The first of the three lines proposed by the CFIA would cost US$600 million dollars and be ready in 2021, to meet the country’s carbon neutrality goal and in celebration of the 200th anniversary of independence, CFIA president Max Umaña announced on the radio program, Nuestra Voz.
Max Umaña, said that a committee of five engineers was created 11 months ago, to analyze the feasibility of a building a subway for San José.
According to Umaña, the choice of first connecting the areas of Desamaparados, Guadalupe and San José is based on being the most populated of the metropolitan area. The other three subways lines the CFIA proposes would link San José to Curridabat, San Pedro, Pavas, Alajuelita, La Uruca and Tibás.
According to the president of the CFIA, a subway would reduce travel time between Desamaparados and Guadalupe from an hour to ten minutes.
“We think San José should have a first class transportation system.
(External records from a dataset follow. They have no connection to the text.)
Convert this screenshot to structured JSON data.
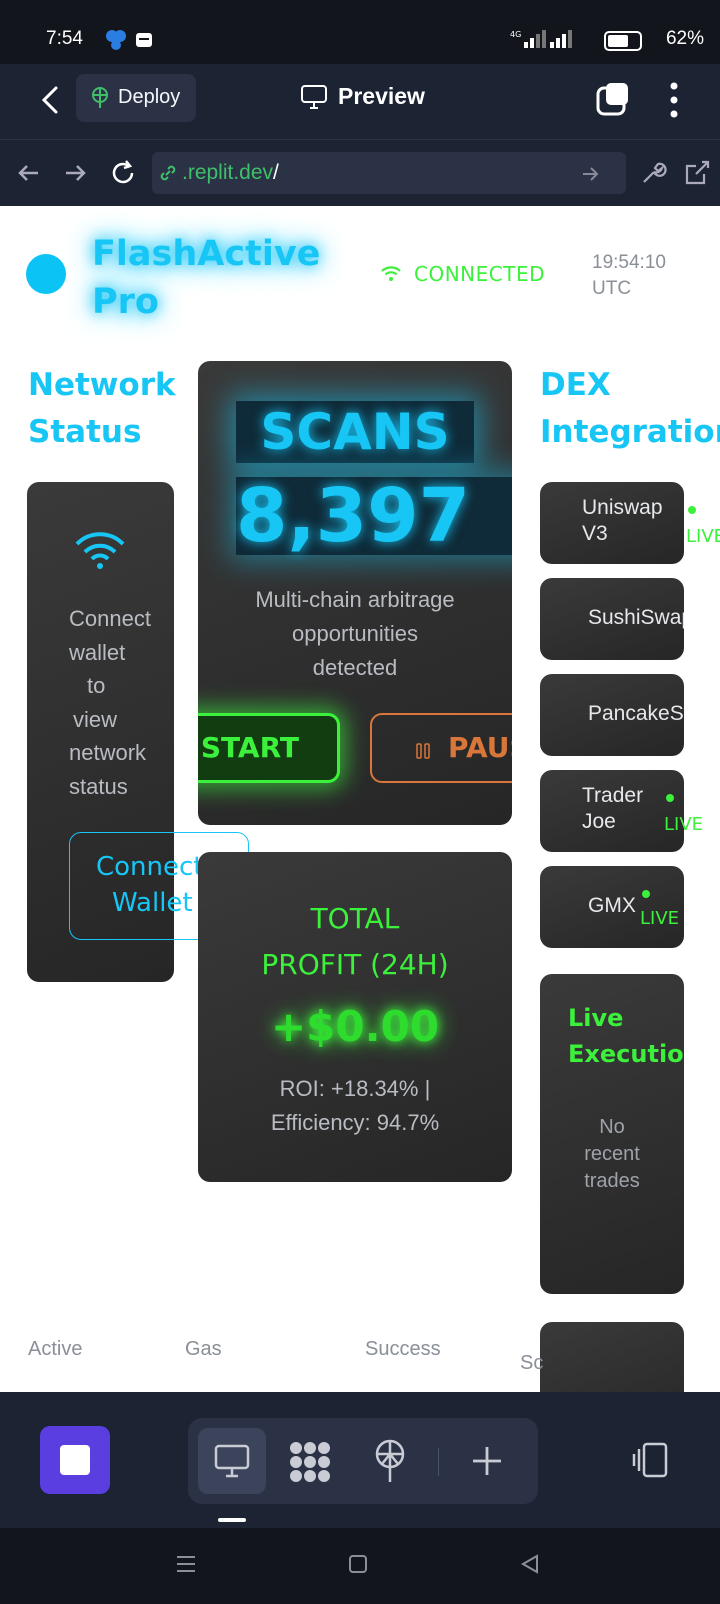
{
  "status_bar": {
    "time": "7:54",
    "network": "4G",
    "battery": "62%"
  },
  "header": {
    "deploy_label": "Deploy",
    "preview_label": "Preview"
  },
  "url_bar": {
    "url_domain": ".replit.dev",
    "url_path": "/"
  },
  "app": {
    "brand_line1": "FlashActive",
    "brand_line2": "Pro",
    "connection": "CONNECTED",
    "clock_time": "19:54:10",
    "clock_zone": "UTC",
    "network_status": {
      "title_line1": "Network",
      "title_line2": "Status",
      "message": [
        "Connect",
        "wallet",
        "to",
        "view",
        "network",
        "status"
      ],
      "connect_line1": "Connect",
      "connect_line2": "Wallet"
    },
    "scans": {
      "label": "SCANS",
      "count": "8,397",
      "desc_line1": "Multi-chain arbitrage",
      "desc_line2": "opportunities",
      "desc_line3": "detected",
      "start_label": "START",
      "pause_label": "PAUSE"
    },
    "profit": {
      "title_line1": "TOTAL",
      "title_line2": "PROFIT (24H)",
      "amount": "+$0.00",
      "roi_line": "ROI: +18.34% |",
      "efficiency_line": "Efficiency: 94.7%"
    },
    "dex": {
      "title_line1": "DEX",
      "title_line2": "Integration",
      "items": [
        {
          "name_line1": "Uniswap",
          "name_line2": "V3",
          "badge": "LIVE"
        },
        {
          "name_line1": "SushiSwap",
          "name_line2": "",
          "badge": ""
        },
        {
          "name_line1": "PancakeSwap",
          "name_line2": "",
          "badge": ""
        },
        {
          "name_line1": "Trader",
          "name_line2": "Joe",
          "badge": "LIVE"
        },
        {
          "name_line1": "GMX",
          "name_line2": "",
          "badge": "LIVE"
        }
      ]
    },
    "live_execution": {
      "title_line1": "Live",
      "title_line2": "Execution",
      "empty_line1": "No",
      "empty_line2": "recent",
      "empty_line3": "trades"
    },
    "stats_labels": [
      "Active",
      "Gas",
      "Success",
      "Sc"
    ]
  },
  "colors": {
    "neon_blue": "#17c6f5",
    "neon_green": "#3cf13c",
    "pause_orange": "#d9763a",
    "card_bg": "#303030"
  }
}
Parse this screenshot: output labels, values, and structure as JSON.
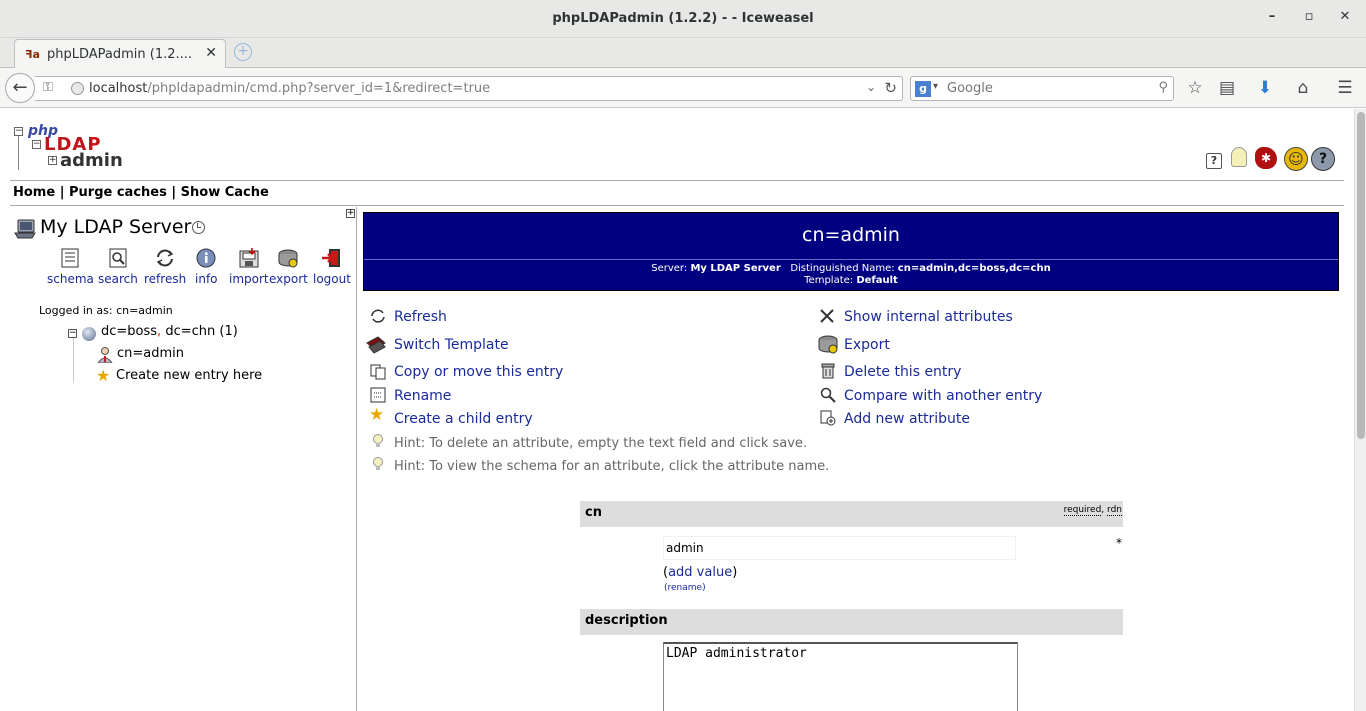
{
  "window": {
    "title": "phpLDAPadmin (1.2.2) - - Iceweasel",
    "minimize": "–",
    "maximize": "▫",
    "close": "✕"
  },
  "tab": {
    "label": "phpLDAPadmin (1.2....",
    "close": "✕"
  },
  "address": {
    "host": "localhost",
    "path": "/phpldapadmin/cmd.php?server_id=1&redirect=true"
  },
  "search": {
    "placeholder": "Google",
    "engine": "g"
  },
  "app": {
    "logo": {
      "php": "php",
      "ldap": "LDAP",
      "admin": "admin"
    },
    "topnav": {
      "home": "Home",
      "purge": "Purge caches",
      "show_cache": "Show Cache",
      "sep": " | "
    },
    "server_name": "My LDAP Server",
    "tools": [
      "schema",
      "search",
      "refresh",
      "info",
      "import",
      "export",
      "logout"
    ],
    "logged_in": "Logged in as: cn=admin",
    "tree": {
      "root_a": "dc=boss",
      "root_sep": ",",
      "root_b": " dc=chn (1)",
      "child": "cn=admin",
      "create": "Create new entry here"
    }
  },
  "entry": {
    "title": "cn=admin",
    "server_label": "Server:",
    "server_value": "My LDAP Server",
    "dn_label": "Distinguished Name:",
    "dn_value": "cn=admin,dc=boss,dc=chn",
    "template_label": "Template:",
    "template_value": "Default"
  },
  "actions": {
    "left": [
      "Refresh",
      "Switch Template",
      "Copy or move this entry",
      "Rename",
      "Create a child entry"
    ],
    "right": [
      "Show internal attributes",
      "Export",
      "Delete this entry",
      "Compare with another entry",
      "Add new attribute"
    ]
  },
  "hints": [
    "Hint: To delete an attribute, empty the text field and click save.",
    "Hint: To view the schema for an attribute, click the attribute name."
  ],
  "attributes": {
    "cn": {
      "name": "cn",
      "flag_required": "required",
      "flag_rdn": "rdn",
      "value": "admin",
      "required_mark": "*",
      "add_value_open": "(",
      "add_value": "add value",
      "add_value_close": ")",
      "rename": "(rename)"
    },
    "description": {
      "name": "description",
      "value": "LDAP administrator"
    }
  },
  "colors": {
    "header_bg": "#000080",
    "link": "#1a2a99",
    "attr_bar": "#dddddd"
  }
}
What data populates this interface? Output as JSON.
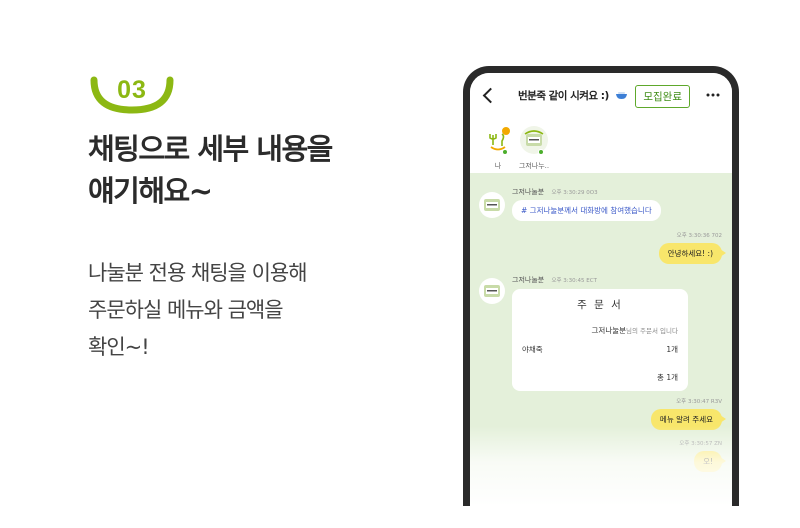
{
  "promo": {
    "step_number": "03",
    "headline_line1": "채팅으로 세부 내용을",
    "headline_line2": "얘기해요~",
    "body_line1": "나눌분 전용 채팅을 이용해",
    "body_line2": "주문하실 메뉴와 금액을",
    "body_line3": "확인~!",
    "accent_color": "#8cb813"
  },
  "chat_room": {
    "title": "번분죽 같이 시켜요 :)",
    "title_icon": "bowl-icon",
    "recruit_button": "모집완료",
    "members": [
      {
        "name": "나",
        "icon": "cutlery-leaf-avatar"
      },
      {
        "name": "그저나누..",
        "icon": "store-avatar"
      }
    ],
    "messages": [
      {
        "sender": "그저나눌분",
        "time": "오후 3:30:29",
        "tag": "0O3",
        "text": "# 그저나눌분께서 대화방에 참여했습니다"
      },
      {
        "time": "오후 3:30:36",
        "tag": "702",
        "text": "안녕하세요! :)"
      },
      {
        "sender": "그저나눌분",
        "time": "오후 3:30:45",
        "tag": "ECT"
      },
      {
        "time": "오후 3:30:47",
        "tag": "R3V",
        "text": "메뉴 알려 주세요"
      },
      {
        "time": "오후 3:30:57",
        "tag": "ZN",
        "text": "오!"
      }
    ],
    "order_card": {
      "title": "주 문 서",
      "owner": "그저나눌분",
      "owner_suffix": "님의 주문서 입니다",
      "item_name": "야채죽",
      "item_qty": "1개",
      "total": "총 1개"
    },
    "colors": {
      "chat_bg": "#e4f0da",
      "my_bubble": "#f8e66b",
      "brand_green": "#5ea82b"
    }
  }
}
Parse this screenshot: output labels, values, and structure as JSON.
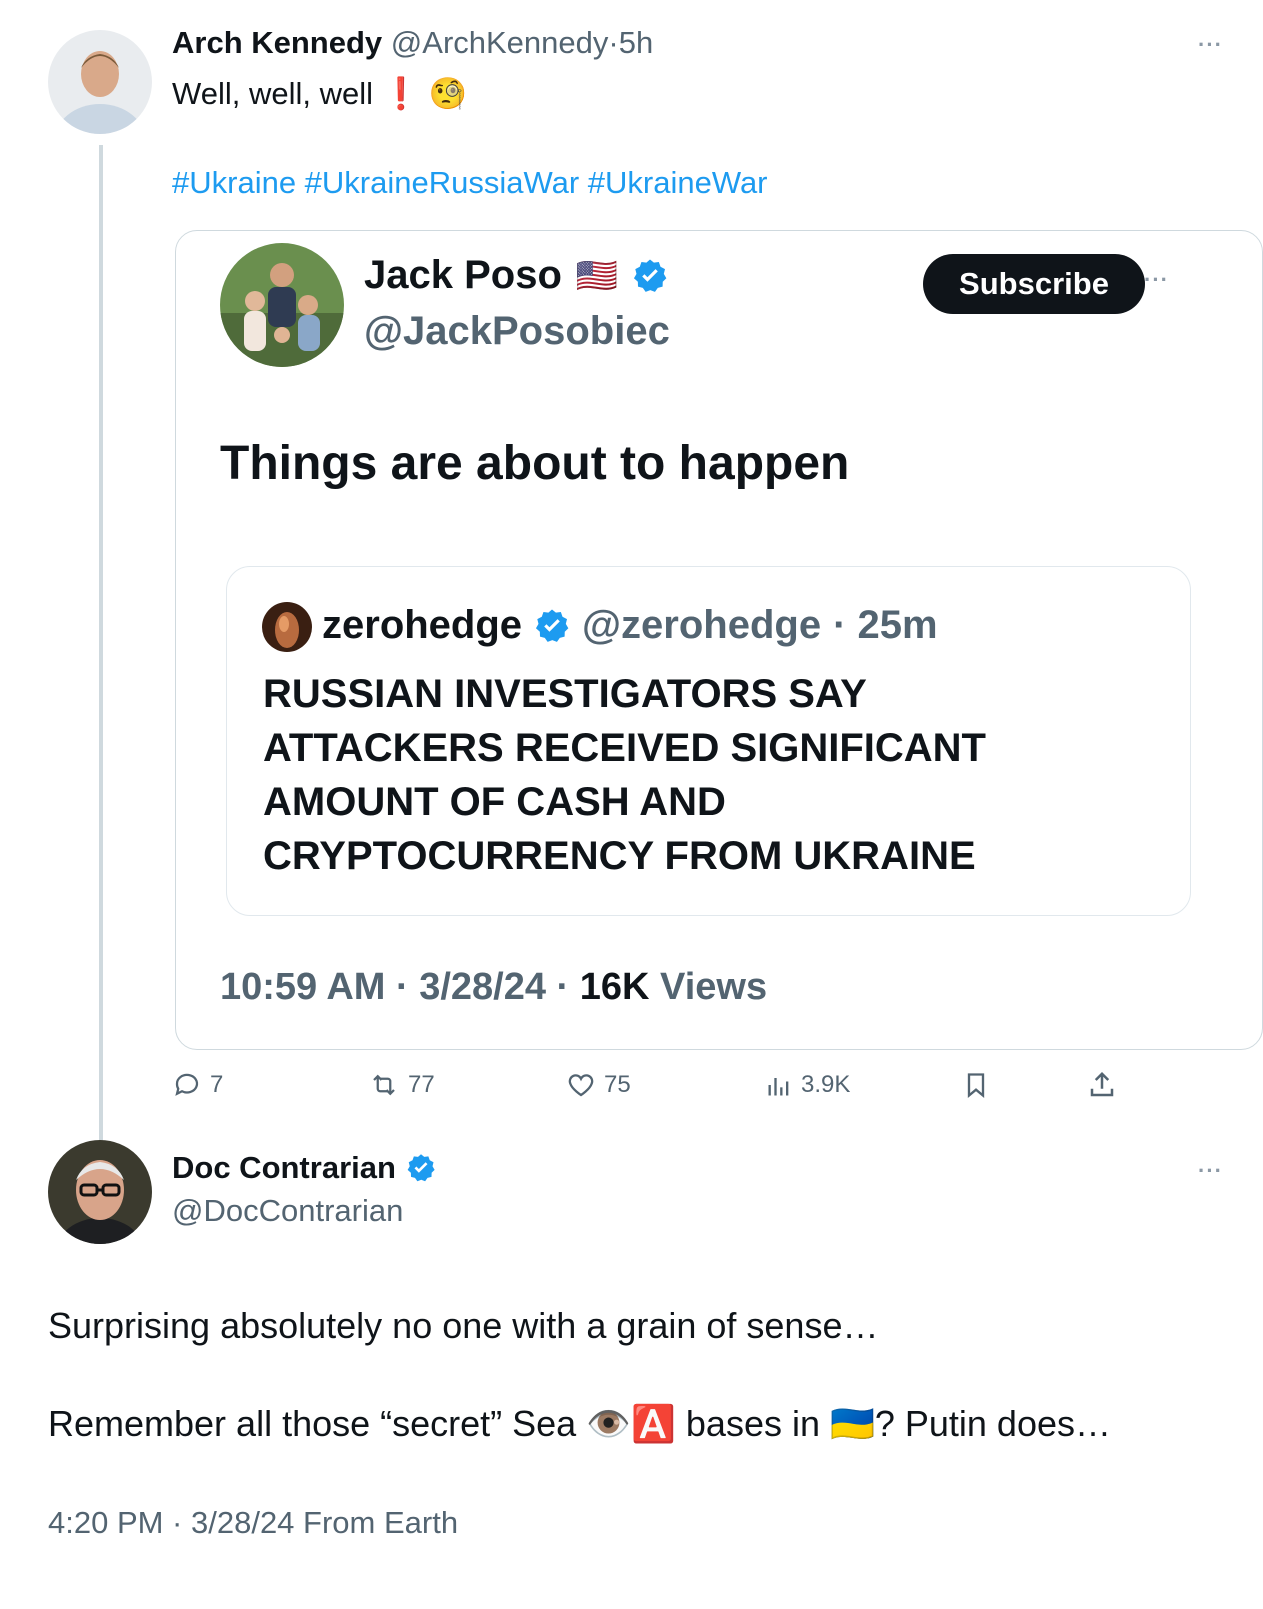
{
  "main_post": {
    "author_name": "Arch Kennedy",
    "handle": "@ArchKennedy",
    "separator": "·",
    "time": "5h",
    "text": "Well, well, well",
    "emoji": "❗ 🧐",
    "hashtags": "#Ukraine #UkraineRussiaWar #UkraineWar",
    "more_icon": "more-horizontal-icon"
  },
  "quoted_post": {
    "author_name": "Jack Poso",
    "flag": "🇺🇸",
    "handle": "@JackPosobiec",
    "subscribe_label": "Subscribe",
    "text": "Things are about to happen",
    "timestamp": "10:59 AM · 3/28/24 · ",
    "views_count": "16K",
    "views_label": " Views",
    "nested": {
      "author_name": "zerohedge",
      "handle": "@zerohedge",
      "time": "· 25m",
      "lines": [
        "RUSSIAN INVESTIGATORS SAY",
        "ATTACKERS RECEIVED SIGNIFICANT",
        "AMOUNT OF CASH AND",
        "CRYPTOCURRENCY FROM UKRAINE"
      ]
    }
  },
  "actions": {
    "replies": "7",
    "reposts": "77",
    "likes": "75",
    "views": "3.9K"
  },
  "reply_post": {
    "author_name": "Doc Contrarian",
    "handle": "@DocContrarian",
    "text1": "Surprising absolutely no one with a grain of sense…",
    "text2_a": "Remember all those “secret” Sea",
    "text2_emoji": "👁️🅰️",
    "text2_b": "bases in",
    "text2_flag": "🇺🇦",
    "text2_c": "? Putin does…",
    "footer": "4:20 PM · 3/28/24 From Earth"
  },
  "colors": {
    "accent": "#1d9bf0",
    "text": "#0f1419",
    "muted": "#536471",
    "border": "#cfd9de"
  }
}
People spend much of their life and time travelling from one place to another. If we execute this plan it will result in more production time and more time for people to spend with their families and less stress,” said Umaña.
Erick Bogantes, engineer and representing the Colegio de Ingenieros Eléctricos, Mecánicos and Industriales, said that they have met with Guillermo Santana, president of the Instituto Costarricense de Ferrocarriles (Incofer) and later this month will be meeting with the ministro de Obras Públicas y Transportes (MOPT), Carlos Segnini, to discuss the viability of the plan.
Segnini says he supports the construction of a subway that is necessary to decongest the capital and is positive on the CFIA plan.
“I’ll sit down and talk to them. If we are able to build a subway, Costa Ricans would be very happy,” Segnini told Amelia Rueda, host of Nuestra Voz.
Last April, Panama was the first Central American country to inaugurate a subway to alleviate the booming that country’s capital dreadful traffic. But critics say the US$2 billion spent on the 14-kilometre rail line would have been better used building a higher-capacity surface transport network and expanded bus system.
Sources: Ameliarueda.com; elmetrodepanama.com